A man woke up in the middle of the night with the strange feeling that someone was in his bedroom. He was not sure whether something had actually touched him on the face or whether he had dreamed it. He was terrified as he felt more and more alone. He opened his eyes very slowly, trying not to make any sound. Then he saw it and felt it as something brushed past him. Whatever it was, was beside his bed. His heart was pounding, but he didn't move a muscle. He waited with fear, knowing that the blow of a hammer, or an ax, or a knife would strike him any minute. He was literally frozen with fear. As the long hours of the night slowly passed, the threatening presence in the room continued to move from place to place.
Finally dawn came and revealed the nature of the intruder: It was a balloon - a Mickey Mouse balloon that his son had brought home from the fair the day before. He had released it, and it was on the ceiling when his parents went to bed. Gradually during the night the helium had escaped, and as it lost helium, it descended from the ceiling. Finally, it floated over the bed and moved with the movements of the air in the room. What a night!!
It would be a little embarrassing, but otherwise a great relief, to discover that the things that terrify us in the night are so simple and harmless as a deflating Mickey Mouse balloon. But "the ghoulies and ghosties and long-leggity beasties, and things that go bump in the night" are not always so simple, so tangible or so harmless. The cause of most of our long sleepless nights is seldom there the next morning in tangible form to relieve our fears and cause us to breathe a sigh of relief. The cause of our nocturnal fears seldom turns out to be something we can laugh at, or something we can see or remove before having to spend another long and sleepless night. There is more substance, and yet less tangible form in our fears than a deflating Mickey Mouse balloon. The things that keep us awake nights are more likely to be floating around inside us than floating around outside us.
While sleeplessness is but one of the symptoms of a troubled heart and mind, it is one of the more painful symptoms. There is an Egyptian proverb that says that the three most painful things in life are:
"To wait for one who comes not,
to try to please and please not,
to be in bed and sleep not."
We live in a fear-promoting society which tends to push us into the zone of paralyzing anxiety about so many things that we often feel we are surrounded by a covey of demons. We come to fear things about which we can do nothing. There is always some legitimacy in media-induced fears. But when we obsess over crime and hope that the weapons we have bought will protect us; or when we become so afraid of terrorism that we refuse to fly; or so afraid of anthrax that we do not want to open our mail, the enemy has won. As one writer put is: "The home of the brave begins to look like an asylum for anxiety sufferers".

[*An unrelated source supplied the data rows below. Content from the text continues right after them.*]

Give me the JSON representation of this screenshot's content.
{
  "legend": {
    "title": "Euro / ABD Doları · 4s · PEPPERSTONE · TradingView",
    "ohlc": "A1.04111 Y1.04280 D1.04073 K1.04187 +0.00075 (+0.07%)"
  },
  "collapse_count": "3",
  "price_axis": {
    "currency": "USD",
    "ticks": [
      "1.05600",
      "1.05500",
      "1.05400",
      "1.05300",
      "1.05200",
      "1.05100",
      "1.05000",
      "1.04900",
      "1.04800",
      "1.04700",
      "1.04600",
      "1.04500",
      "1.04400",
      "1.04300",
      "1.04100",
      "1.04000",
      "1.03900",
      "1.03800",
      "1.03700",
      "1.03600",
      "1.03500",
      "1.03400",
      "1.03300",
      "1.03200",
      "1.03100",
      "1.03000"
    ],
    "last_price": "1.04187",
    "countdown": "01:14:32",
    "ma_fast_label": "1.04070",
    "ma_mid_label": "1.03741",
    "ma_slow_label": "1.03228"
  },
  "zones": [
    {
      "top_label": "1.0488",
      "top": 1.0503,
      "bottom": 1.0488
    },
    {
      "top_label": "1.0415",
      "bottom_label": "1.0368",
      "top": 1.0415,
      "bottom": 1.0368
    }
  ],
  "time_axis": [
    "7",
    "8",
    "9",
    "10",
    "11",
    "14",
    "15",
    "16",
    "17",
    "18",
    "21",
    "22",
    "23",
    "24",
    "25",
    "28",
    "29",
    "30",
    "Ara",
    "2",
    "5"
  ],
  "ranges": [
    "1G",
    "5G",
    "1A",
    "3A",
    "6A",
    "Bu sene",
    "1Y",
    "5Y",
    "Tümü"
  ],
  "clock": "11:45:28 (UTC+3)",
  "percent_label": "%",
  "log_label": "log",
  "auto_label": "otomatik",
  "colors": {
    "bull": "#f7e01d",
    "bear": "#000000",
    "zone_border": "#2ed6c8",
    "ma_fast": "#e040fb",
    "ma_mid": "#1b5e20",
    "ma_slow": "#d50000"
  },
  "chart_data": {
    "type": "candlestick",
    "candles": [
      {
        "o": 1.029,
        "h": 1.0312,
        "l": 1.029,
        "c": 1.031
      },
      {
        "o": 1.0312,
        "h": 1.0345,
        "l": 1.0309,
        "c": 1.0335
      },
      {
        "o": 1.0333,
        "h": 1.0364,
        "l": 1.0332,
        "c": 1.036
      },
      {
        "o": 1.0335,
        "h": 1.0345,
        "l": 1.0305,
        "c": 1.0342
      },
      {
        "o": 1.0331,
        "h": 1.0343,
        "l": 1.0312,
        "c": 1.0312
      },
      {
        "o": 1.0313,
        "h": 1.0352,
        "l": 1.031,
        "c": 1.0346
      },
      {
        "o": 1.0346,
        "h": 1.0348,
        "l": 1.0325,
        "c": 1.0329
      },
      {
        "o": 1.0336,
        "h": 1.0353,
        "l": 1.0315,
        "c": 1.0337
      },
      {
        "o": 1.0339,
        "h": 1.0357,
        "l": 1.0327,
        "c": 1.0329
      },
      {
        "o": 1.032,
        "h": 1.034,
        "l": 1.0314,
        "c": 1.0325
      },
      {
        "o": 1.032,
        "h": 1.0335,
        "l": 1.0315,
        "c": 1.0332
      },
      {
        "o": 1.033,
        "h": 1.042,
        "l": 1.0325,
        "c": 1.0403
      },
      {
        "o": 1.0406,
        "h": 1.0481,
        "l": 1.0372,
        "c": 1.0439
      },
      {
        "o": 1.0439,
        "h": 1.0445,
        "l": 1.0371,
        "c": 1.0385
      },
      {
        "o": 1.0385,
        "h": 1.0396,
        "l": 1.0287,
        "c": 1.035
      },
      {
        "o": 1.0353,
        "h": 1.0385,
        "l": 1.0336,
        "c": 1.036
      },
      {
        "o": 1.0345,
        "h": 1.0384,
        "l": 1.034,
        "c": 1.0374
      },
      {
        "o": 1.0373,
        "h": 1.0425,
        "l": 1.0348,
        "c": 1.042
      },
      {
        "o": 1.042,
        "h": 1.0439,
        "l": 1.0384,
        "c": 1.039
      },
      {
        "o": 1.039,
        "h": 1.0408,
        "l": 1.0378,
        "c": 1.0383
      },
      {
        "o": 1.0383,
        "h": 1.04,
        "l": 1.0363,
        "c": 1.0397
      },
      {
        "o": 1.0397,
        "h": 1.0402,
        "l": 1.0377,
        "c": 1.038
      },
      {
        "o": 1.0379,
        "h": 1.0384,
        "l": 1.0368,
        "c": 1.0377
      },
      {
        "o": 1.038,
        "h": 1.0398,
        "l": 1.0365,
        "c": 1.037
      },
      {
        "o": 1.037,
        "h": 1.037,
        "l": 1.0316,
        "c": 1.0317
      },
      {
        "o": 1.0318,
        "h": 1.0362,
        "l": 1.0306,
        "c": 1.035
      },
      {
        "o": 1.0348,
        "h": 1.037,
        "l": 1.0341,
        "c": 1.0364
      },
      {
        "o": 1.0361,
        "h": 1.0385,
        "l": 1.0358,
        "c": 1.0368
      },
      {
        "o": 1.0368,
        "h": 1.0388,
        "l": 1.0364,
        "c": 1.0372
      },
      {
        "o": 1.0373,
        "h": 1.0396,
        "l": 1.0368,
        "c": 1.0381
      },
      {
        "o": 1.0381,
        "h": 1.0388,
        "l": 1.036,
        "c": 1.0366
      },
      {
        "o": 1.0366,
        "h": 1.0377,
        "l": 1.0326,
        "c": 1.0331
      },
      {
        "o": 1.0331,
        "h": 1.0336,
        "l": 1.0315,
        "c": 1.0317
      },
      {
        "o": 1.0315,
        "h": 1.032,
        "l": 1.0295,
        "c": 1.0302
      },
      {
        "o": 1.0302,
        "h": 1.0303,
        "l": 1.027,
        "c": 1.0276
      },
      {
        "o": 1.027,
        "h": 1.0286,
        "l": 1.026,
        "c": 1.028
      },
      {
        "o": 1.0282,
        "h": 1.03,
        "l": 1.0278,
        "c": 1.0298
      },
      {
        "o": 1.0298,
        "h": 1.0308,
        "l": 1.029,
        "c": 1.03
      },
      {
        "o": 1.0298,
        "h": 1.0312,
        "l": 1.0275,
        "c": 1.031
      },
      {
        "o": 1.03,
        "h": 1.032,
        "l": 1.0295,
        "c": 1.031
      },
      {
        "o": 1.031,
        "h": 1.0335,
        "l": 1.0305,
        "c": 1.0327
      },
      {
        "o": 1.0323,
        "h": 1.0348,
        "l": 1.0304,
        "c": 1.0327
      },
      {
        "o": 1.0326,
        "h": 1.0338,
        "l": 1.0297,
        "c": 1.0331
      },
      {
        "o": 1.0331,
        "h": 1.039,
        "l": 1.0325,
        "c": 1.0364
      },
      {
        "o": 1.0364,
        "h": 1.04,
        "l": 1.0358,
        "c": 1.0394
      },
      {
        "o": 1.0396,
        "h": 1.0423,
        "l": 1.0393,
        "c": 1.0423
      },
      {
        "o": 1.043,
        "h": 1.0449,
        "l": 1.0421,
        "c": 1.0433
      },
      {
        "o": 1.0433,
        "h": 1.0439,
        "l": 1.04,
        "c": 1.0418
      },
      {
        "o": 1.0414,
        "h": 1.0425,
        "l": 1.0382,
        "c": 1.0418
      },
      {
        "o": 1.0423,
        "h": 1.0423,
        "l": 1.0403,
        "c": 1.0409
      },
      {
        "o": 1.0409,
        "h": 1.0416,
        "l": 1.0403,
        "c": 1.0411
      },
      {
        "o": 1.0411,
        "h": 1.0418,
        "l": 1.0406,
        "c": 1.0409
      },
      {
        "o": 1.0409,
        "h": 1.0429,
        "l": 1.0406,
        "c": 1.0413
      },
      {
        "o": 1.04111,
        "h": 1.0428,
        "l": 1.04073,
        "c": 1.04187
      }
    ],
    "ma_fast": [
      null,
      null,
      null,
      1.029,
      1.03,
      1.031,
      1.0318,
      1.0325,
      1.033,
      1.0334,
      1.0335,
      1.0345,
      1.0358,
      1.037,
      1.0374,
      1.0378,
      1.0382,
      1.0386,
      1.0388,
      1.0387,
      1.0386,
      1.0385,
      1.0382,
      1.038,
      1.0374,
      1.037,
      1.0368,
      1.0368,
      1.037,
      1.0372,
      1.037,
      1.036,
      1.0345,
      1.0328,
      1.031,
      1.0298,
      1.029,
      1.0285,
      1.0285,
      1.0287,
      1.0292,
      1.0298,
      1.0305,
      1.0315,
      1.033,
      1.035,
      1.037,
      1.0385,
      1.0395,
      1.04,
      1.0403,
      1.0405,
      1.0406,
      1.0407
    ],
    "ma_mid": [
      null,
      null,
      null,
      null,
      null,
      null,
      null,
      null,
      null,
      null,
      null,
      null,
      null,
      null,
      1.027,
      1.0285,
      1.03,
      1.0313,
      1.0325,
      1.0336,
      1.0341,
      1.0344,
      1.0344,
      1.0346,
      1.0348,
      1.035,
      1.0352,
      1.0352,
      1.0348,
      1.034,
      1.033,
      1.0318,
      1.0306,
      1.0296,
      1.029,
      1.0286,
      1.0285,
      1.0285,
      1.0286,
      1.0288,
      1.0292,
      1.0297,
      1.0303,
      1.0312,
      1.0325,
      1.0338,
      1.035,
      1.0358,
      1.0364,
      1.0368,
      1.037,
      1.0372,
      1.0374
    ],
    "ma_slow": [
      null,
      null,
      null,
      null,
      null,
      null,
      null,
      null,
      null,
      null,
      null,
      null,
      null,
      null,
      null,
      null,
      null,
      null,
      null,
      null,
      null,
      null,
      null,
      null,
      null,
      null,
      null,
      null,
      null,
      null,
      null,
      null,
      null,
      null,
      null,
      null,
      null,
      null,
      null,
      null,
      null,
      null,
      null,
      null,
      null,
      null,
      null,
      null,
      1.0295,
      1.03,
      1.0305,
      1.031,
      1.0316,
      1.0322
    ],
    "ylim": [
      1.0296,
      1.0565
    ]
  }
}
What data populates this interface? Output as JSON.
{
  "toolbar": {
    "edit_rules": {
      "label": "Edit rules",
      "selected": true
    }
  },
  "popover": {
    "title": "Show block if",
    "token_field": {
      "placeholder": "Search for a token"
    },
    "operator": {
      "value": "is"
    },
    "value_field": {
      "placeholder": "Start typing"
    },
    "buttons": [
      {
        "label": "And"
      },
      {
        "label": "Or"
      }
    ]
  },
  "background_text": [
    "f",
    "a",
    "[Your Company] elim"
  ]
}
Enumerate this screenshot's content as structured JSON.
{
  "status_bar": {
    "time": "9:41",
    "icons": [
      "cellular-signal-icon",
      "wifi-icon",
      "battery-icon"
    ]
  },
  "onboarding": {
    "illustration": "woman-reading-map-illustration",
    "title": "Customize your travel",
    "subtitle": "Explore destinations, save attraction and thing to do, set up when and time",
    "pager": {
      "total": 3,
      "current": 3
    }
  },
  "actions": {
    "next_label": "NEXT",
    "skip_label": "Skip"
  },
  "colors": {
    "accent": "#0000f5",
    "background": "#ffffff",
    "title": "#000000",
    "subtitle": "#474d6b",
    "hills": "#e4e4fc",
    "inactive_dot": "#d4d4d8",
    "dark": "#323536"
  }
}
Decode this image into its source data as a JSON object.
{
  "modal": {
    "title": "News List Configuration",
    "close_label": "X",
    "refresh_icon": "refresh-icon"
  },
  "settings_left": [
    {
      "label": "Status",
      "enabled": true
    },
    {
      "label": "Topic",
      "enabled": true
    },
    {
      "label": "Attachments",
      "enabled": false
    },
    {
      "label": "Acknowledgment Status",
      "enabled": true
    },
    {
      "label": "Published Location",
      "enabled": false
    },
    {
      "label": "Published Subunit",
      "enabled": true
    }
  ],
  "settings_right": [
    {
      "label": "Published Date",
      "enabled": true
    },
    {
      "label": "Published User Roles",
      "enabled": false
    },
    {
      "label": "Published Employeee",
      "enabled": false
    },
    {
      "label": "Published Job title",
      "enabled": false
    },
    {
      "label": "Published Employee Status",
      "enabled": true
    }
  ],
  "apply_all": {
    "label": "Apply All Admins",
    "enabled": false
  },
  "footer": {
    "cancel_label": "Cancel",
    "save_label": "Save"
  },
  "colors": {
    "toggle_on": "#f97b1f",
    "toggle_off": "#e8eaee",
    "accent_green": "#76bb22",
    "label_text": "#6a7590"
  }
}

When we give in to fear about things that are beyond our power to control, we tend to ignore the real risks to our welfare over which we do have some power to control. We forget to be afraid of smoking, over-eating, not fastening seat belts, social injustice and the people we elect to office. Our greatest fears should not only be rational, but also invested in things about which we can do something. While it is true that we do live in a dangerous world (and always have), there comes a time in which we must bravely face the risks of living in the world in which we exist. There comes a time in which we must realize that if our goal in life is absolute safety, then being born was a fundamental mistake.
When we cannot sleep (unless there is a physical reason), it means that we cannot trust enough to ‘let go' and surrender control of things over which we likely have far less control than we think.. But if sleeplessness persists, and if none of the common devices can sweep our minds clear of tension and fear, perhaps we need the help of some skillful mechanic of the human emotions to help us locate and identify the ghosts that are keeping us awake.
Asking for help is not easy for those of us who are already apprehensive about surrendering control, but it is the very best thing we can do. People do not like to hear this, but we have less control over what happens in our world than we think. But, we do have some modicum of control over how we respond to what happens in our world.
I have never tried it, but some people count sheep when they cannot sleep. If counting sheep does not help, try talking to the Shepherd.